It wasn’t so long ago (ok, it was a long time ago) that I was a hardcore Linux haxz0r spending 24 hrs/day on IRC with a bunch of other geeks talking about coding and other random geekery. I remember Slashdot was king and Gmail still needed an invite (which I had). I used Linux exclusively up until a few years ago, even through the software requirements at Georgia Tech. Obviously, I have a different mindset than most consumers and even other so-called geeks.
I’ll start with my Sidekick II. I loved that phone to death. I could text on it like a madman, annoying the heck out of my soon-to-be gf, and even had this slick one-handed-flip-in-the-air move I used to do to open it up. I remember wanting to develop software for it, but the process being difficult. I also remember wanting to hack it somehow, but that was also a challenge.
Next thing I know, I’m on Windows Mobile and me and soon-to-be are an item. I ran through a T-Mobile MDA and two Dashes. It was Windows, but it was flexible. Things weren’t locked down like the Sidekick and I learned a lot of random hackery, tips, and tricks from sites like XDA Developers.
Somewhere in this process, Mac OS became *nix and the iPod/iPhone came along. They were in my peripherals because I already knew what they entailed: Lock In. I’d already experienced the disappointment of having an awesome piece of hardware with severe software limitations and I wasn’t going back. Hell, you can’t even run iTunes on Linux.
These days, I do run Windows, but that’s because I’ve become lazy. The computer I used primarily for years is still operational, but I rarely power it on (abit bp6 with dual celeron 366mhz processors oc’d to 550….it’s very loud). 99% of the time, I’m using my trusty Chrome Web Browser to get stuff done, so the underlying OS has become secondary.
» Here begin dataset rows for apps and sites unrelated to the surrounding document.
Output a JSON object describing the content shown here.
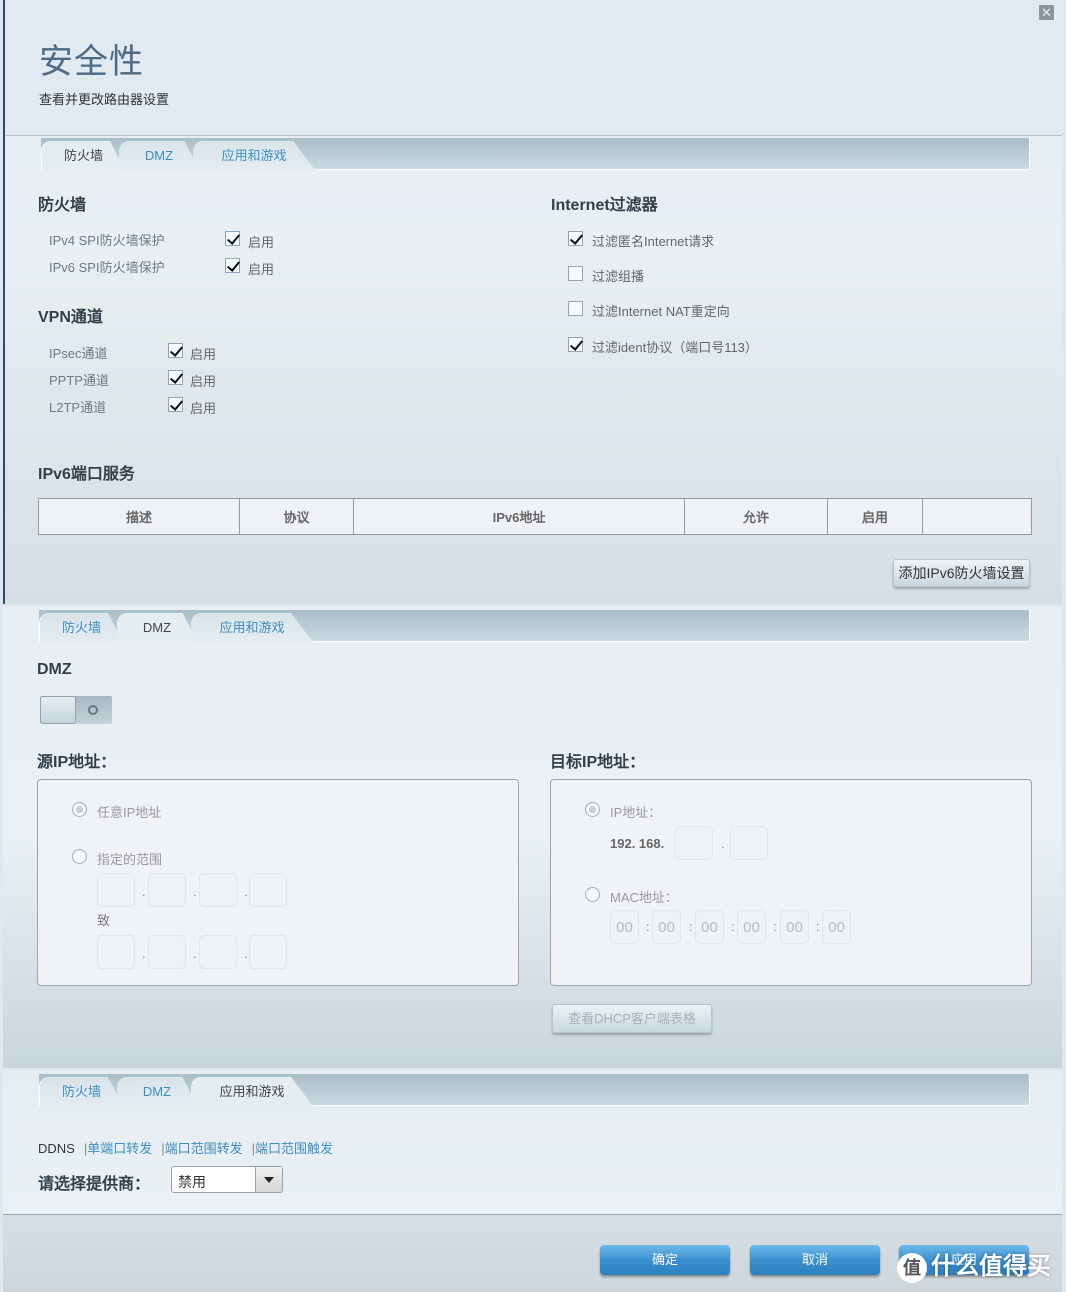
{
  "header": {
    "title": "安全性",
    "subtitle": "查看并更改路由器设置",
    "close_icon": "close-icon"
  },
  "tabs": [
    "防火墙",
    "DMZ",
    "应用和游戏"
  ],
  "firewall": {
    "active_tab": "防火墙",
    "firewall_section": {
      "title": "防火墙",
      "items": [
        {
          "label": "IPv4 SPI防火墙保护",
          "checkbox_label": "启用",
          "checked": true
        },
        {
          "label": "IPv6 SPI防火墙保护",
          "checkbox_label": "启用",
          "checked": true
        }
      ]
    },
    "vpn_section": {
      "title": "VPN通道",
      "items": [
        {
          "label": "IPsec通道",
          "checkbox_label": "启用",
          "checked": true
        },
        {
          "label": "PPTP通道",
          "checkbox_label": "启用",
          "checked": true
        },
        {
          "label": "L2TP通道",
          "checkbox_label": "启用",
          "checked": true
        }
      ]
    },
    "internet_filter": {
      "title": "Internet过滤器",
      "items": [
        {
          "label": "过滤匿名Internet请求",
          "checked": true
        },
        {
          "label": "过滤组播",
          "checked": false
        },
        {
          "label": "过滤Internet NAT重定向",
          "checked": false
        },
        {
          "label": "过滤ident协议（端口号113）",
          "checked": true
        }
      ]
    },
    "ipv6_services": {
      "title": "IPv6端口服务",
      "columns": [
        "描述",
        "协议",
        "IPv6地址",
        "允许",
        "启用",
        ""
      ],
      "rows": []
    },
    "add_button": "添加IPv6防火墙设置"
  },
  "dmz": {
    "active_tab": "DMZ",
    "title": "DMZ",
    "toggle_on": false,
    "source": {
      "title": "源IP地址：",
      "option_any": "任意IP地址",
      "option_range": "指定的范围",
      "to_label": "致",
      "selected": "any"
    },
    "destination": {
      "title": "目标IP地址：",
      "option_ip": "IP地址：",
      "ip_prefix": "192. 168.",
      "option_mac": "MAC地址：",
      "mac_values": [
        "00",
        "00",
        "00",
        "00",
        "00",
        "00"
      ],
      "selected": "ip"
    },
    "dhcp_button": "查看DHCP客户端表格"
  },
  "apps": {
    "active_tab": "应用和游戏",
    "subnav": [
      "DDNS",
      "单端口转发",
      "端口范围转发",
      "端口范围触发"
    ],
    "provider_label": "请选择提供商：",
    "provider_value": "禁用"
  },
  "footer": {
    "ok": "确定",
    "cancel": "取消",
    "apply": "应用"
  },
  "watermark": {
    "badge": "值",
    "text": "什么值得买"
  }
}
My mobile device of choice is an Android and gf has become wifey. The Evo 4G, to be exact. What a happy coincidence that the OS I grew up with ends up running my mobile device about a decade later. I can pretty much do whatever the hell I want with this thing. If there is something it doesn’t do, I can *make* it do so or find someone else who’s already done the work.
Things are not so with iPhone and iOS. I ran into someone who was switching from Android to a Verizon iPhone the other day. He’s a horrible speller and typist (possibly illiterate) and relied heavily on Google Voice Actions to get things done efficiently. Of course, there is no such thing on iOS because Steve Jobs won’t let you install alternate keyboards or otherwise duplicate any of the default Apple applications. Why? Who the hell knows.
More recently, Apple has instituted a subscription plan for apps residing within its App Store. Basically, Apple wants a 30% cut of any revenue generated when customers sign up for a subscription service like Netflix or Hulu Plus via an iOS app. Apple has even blocked these service providers from offering incentives for customers to sign-up with them directly, saying they must offer the same deals to customers via the app that they offer on their sites. Seems a little overreaching and greedy to me.
Oh, so you want to ditch Apple? Yeah, good luck with that. It’s like breaking up a long-term relationship with a needy person. While you’re trying to move on, they keep popping up. Also, you realize you’ve come away with only a fraction of your movies and music.
Am I an Apple hater? Not really. I think they offer an experience that many consumers need. They make quality hardware and software. While I’ve decided to make a lifetime commitment to my wife, I’m not ready to be tied up technologically and financially to a company. Me and Android are still having fun and feeling each other out. Apple seems more intent on getting access to my bank accounts, telling me how to dress, and redecorating my bachelor pad.